Dear Dr. Whitehurst,
Thank you for this incisive article.
I am disappointed that the effects of Head Start don’t seem to follow
students into elementary school. I have been a preschool teacher for the
state funded pre-k program in VA 1997 to 2002 and a Head Start
teacher, child development specialist, and currently hybrid HS lead
teacher and leader of the Early Head Start program in our school system.
I know that by asking us to be hard headed you are asking us to
consider the evidence. I also ask that we consider as another commenter
suggested, what is not in the evidence. Head Start effects more than
just the children enrolled.
I agree that earlier intervention seems promising. My work and
minimal research into Early Head Start shows that EHS has a greater
influence on parents than on students. I wonder if this might be a clue
to where we need to focus our policy, practice, and research of HS.
Students who enter HS at birth and participate through to kindergarten

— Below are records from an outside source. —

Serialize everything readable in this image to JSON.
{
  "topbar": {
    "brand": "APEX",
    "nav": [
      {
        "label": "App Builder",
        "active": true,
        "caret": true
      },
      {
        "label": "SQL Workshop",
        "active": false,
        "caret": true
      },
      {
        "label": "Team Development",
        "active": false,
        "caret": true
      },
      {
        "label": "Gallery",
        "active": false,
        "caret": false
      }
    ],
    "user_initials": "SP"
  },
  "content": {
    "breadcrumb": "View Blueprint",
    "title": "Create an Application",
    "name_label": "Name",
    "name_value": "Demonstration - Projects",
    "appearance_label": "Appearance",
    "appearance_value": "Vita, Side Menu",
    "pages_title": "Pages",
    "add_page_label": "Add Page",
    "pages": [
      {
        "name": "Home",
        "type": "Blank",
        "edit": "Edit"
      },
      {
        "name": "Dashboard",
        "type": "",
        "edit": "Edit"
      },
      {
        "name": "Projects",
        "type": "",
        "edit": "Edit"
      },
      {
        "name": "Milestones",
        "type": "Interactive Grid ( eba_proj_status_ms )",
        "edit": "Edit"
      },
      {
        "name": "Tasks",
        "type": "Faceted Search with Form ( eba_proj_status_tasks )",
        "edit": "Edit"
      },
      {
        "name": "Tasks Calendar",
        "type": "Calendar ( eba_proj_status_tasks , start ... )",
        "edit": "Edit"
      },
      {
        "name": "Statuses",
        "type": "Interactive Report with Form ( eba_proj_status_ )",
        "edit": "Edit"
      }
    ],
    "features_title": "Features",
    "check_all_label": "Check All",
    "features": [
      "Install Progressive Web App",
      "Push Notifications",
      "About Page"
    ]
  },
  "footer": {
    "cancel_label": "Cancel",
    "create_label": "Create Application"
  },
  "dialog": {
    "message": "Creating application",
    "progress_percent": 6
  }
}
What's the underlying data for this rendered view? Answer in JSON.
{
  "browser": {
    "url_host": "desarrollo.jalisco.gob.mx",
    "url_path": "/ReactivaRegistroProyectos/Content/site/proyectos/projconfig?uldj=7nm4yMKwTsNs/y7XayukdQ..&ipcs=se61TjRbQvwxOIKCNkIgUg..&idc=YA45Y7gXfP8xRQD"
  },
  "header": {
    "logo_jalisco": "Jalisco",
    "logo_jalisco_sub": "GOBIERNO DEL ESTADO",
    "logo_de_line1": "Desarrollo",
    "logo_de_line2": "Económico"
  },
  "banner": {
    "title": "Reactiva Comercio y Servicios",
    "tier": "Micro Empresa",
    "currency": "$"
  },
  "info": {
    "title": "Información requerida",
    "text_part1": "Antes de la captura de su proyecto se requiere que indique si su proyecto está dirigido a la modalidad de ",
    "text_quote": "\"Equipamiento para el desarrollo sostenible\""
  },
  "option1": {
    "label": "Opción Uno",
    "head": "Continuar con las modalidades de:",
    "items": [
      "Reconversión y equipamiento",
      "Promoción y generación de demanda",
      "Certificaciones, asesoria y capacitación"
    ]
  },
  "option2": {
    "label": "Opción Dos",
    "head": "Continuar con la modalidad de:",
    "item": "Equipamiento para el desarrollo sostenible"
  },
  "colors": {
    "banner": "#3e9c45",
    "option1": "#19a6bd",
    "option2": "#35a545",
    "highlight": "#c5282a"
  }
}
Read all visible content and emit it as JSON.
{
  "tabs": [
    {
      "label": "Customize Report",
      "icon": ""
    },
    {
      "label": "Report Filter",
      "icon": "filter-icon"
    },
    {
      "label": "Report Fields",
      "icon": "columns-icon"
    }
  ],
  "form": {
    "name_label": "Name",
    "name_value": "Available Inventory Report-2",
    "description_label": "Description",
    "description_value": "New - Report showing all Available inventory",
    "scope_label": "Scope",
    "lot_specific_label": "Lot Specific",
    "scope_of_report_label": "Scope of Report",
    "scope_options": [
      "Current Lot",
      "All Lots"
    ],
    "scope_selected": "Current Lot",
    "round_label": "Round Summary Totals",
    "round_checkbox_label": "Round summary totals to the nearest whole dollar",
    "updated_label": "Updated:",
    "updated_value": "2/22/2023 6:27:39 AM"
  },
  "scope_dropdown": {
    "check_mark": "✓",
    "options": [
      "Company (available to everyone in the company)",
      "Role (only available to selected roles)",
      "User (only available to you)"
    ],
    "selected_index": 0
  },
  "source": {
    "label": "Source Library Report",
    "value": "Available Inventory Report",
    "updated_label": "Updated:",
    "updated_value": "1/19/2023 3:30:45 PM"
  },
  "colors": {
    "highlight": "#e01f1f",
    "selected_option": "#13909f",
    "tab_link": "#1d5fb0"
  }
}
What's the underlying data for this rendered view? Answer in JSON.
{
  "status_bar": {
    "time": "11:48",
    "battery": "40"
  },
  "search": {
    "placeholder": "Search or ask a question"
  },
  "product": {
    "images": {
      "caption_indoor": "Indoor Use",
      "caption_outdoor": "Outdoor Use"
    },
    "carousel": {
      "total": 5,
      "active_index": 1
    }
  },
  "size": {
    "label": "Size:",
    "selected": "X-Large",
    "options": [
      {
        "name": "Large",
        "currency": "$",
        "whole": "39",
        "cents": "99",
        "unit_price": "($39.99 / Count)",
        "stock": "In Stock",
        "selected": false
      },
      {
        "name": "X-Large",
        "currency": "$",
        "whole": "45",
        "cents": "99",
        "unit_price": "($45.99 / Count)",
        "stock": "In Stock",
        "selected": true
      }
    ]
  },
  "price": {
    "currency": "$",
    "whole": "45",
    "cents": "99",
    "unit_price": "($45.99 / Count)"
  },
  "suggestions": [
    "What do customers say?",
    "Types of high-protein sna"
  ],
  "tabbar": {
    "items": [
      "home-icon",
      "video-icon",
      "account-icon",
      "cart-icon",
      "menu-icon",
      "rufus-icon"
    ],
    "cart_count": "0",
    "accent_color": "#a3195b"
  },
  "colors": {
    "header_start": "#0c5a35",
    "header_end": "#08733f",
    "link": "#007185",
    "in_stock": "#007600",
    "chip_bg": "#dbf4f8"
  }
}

is a specialized group that may present some contrary evidence. In my
dissertation, (you are well cited thank you
I found that Head Start teachers in my small mixed methods study
engaged students in literacy but also attempted to engage parents in
the dominant culture where literacy has value. This two pronged
approach emerged from the engagement of parents in their homes around
children’s learning and family goals. I know that Head Start done half
way is worth less than half of what is spent. It is a false promise.
But, in high quality Head Start settings I think we might find the
effects lasting and important for children and families. Fundamentally
though, I think we are asking Head Start to do what it is not able to
do, fix the effects of poverty in one or two years.
Head Start has always been more of a social intervention than an
academic one. The more we ask HS to make children living in poverty like
children who don’t, or continue to remove family and social supports
once they leave HS the more disappointed we will be. Zigler argued
against using IQ as a measure of success in the 60s. I argue the same
here. I think your suggestion that HS funds go to state programs is a
great idea but, I left my state program prek to make a bigger difference
with children and parents in HS. The quality control in HS is higher
than in any state funded program I know. In VA the state funded prek
oversight has been reduced to a single individual. There are no site
visits and the data collected is minimal. The biggest difference though
is that Head Start requires home visits the state prek doesn’t. This is
where parents connect to teachers and relationships are formed that
So, is HS failing children and families? Yes, at times it is. But it is a matter of quality erasure. I wrote when the Head Start Impact study was released in 2010,
Head Start needs to acknowledge this report and NOT
change the subject. We need to take it as a call to action. I have been
asked several times if I am interested in directing a Head Start
program. My answer has always been, I am not sure. The program is 40
years old and has not undergone a major revision of performance
standards to my knowledge. Much has been added over the years, from
Training and Technical Assistance partnerships to requirements of
bachelors for half a program’s lead teachers, but nothing has been
taken away. It must be difficult for a director to consistently meet
the performance standards and not have to cut some quality corners in
other parts of their program. As a teacher recently told me, “Head
Start requires us to meet standards but doesn’t make it possible to do
A lot has changed in the past 40 years in early childhood education. A
significant revision of the performance standards, with a focus on
research based quality indicators would go a long way towards changing
the results of this study.
Head Start is overdue for a major revision. Maybe now we can refocus on what the program can do and not what it can’t.